"I was raped three times in this house one week ago. The man came at night, so I was unable to recognize him. I have not told anyone, not even my mother.

I was thinking of bringing a panga [machete] to bed with me in case he comes again. I fear that if I report, then I will need to know my HIV status. I want to check my HIV status at a health center but I do not have transport to town. The hospital is far and my [hand-crank] bicycle is broken.

Others in the community will say that it's my fault, and that I run around with men."

–· Angela, 20-year-old woman born with a physical disability, Amuru District
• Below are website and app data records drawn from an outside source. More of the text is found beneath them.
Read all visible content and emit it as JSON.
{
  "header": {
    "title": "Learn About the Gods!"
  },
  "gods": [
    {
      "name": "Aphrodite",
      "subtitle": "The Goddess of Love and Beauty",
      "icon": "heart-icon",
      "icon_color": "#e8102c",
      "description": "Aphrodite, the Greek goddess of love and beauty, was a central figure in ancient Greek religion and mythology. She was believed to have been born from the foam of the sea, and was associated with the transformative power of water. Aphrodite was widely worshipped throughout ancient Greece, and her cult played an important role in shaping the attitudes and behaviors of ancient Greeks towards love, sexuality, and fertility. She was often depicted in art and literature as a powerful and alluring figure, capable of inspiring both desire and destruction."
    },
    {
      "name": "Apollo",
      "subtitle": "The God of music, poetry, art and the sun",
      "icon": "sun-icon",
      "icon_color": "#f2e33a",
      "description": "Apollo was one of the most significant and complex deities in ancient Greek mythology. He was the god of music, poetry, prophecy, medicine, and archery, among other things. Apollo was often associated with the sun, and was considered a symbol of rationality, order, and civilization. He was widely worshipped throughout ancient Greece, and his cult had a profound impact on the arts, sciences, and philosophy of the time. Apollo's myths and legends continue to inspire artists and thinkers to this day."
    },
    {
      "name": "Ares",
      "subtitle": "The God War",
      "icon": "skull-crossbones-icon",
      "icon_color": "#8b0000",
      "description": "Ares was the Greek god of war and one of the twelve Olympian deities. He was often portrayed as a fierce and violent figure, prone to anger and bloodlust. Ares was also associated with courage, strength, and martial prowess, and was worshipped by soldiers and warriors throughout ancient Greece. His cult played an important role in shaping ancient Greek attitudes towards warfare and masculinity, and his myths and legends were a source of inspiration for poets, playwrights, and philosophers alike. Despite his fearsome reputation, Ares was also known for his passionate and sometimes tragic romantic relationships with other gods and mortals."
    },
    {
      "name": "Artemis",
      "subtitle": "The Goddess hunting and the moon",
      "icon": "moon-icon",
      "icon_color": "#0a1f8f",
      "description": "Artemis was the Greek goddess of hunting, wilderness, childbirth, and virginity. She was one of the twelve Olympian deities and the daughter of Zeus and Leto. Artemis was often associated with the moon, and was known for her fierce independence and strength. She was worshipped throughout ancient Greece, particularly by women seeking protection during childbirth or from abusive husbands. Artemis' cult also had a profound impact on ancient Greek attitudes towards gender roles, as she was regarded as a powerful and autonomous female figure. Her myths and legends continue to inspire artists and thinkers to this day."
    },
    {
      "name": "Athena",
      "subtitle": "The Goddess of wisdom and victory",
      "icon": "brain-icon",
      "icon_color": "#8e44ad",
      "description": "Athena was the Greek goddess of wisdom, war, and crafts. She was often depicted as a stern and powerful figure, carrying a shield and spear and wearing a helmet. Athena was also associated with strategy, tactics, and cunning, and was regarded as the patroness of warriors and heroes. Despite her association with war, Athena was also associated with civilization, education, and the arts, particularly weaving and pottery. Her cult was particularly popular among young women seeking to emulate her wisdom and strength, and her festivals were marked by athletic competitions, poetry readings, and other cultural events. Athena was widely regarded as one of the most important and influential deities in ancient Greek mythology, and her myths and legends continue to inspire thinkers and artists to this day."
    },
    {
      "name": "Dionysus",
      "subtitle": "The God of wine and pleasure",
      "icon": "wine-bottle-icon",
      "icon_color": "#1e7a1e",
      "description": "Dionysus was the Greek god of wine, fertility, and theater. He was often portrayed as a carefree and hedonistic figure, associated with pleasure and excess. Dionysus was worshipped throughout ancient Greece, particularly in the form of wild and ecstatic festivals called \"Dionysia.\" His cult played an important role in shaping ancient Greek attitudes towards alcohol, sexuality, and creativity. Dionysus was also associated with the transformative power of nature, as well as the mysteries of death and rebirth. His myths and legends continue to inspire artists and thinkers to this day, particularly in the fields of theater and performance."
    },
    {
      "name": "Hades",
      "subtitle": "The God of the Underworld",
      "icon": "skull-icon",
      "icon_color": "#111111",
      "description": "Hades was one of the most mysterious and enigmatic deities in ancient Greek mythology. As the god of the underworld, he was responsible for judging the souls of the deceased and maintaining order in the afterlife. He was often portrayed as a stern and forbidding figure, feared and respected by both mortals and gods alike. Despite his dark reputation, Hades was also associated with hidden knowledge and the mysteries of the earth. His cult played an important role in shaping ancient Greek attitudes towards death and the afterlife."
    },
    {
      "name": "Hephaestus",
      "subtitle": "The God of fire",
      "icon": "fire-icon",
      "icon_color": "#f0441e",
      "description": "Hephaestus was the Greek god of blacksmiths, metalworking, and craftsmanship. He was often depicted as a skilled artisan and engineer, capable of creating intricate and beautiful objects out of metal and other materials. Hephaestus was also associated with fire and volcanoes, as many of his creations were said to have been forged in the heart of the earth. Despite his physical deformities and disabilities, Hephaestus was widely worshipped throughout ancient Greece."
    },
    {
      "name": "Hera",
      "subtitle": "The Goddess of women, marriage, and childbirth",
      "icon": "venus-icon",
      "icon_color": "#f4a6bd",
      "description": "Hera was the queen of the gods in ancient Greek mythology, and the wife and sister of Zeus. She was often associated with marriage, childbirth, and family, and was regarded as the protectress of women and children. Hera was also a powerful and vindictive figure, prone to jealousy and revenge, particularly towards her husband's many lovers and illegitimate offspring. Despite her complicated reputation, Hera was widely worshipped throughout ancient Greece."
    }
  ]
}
Government plans are failing to take into account the needs of the women who acquired their disabilities due to the war, or who already had disabilities before the war and may have disproportionately suffered the impact of the conflict.

Many women with disabilities who wish to leave the displacement camps and return home are physically unable to do so. Many lost family members and cultural expectations that persons with disabilities, especially women, cannot live independently, make it difficult for them to leave the camps and access social services on their own.

Human Rights Watch notes that discriminatory attitutes remain a major barrier to full inclusion of women with disabilities in efforts to build a functioning society.

Prior to the war, relatives and community members customarily supported persons with disabilities. But now, war has displaced the population and eroded community support. Amd women with disabilities are often excluded from community meetings and rarely take any part in decision-making on important issues like the return process or public health.

“At a community meeting, they didn't allow me to talk. It happens to all persons with disabilities. It is as if we weren't human. On occasions when food is being given, sometimes persons with disabilities are given what others leave behind on their plates.”

--Jennifer, woman with a physical disability, Gulu District

Uganda has an obligation to protect its population with disabilities, particularly women, from all forms of discrimination – it is a signatory to three treaties: the Convention on the Rights of Persons with Disabilities (CRPD), Convention on the Elmination of Discrimination Against Women· (CEDAW), and the African Charter on Human and Peoples' Rights.

– Human Rights Watch


Human Rights Watch

International Network of Women with Disabilities (INWWD)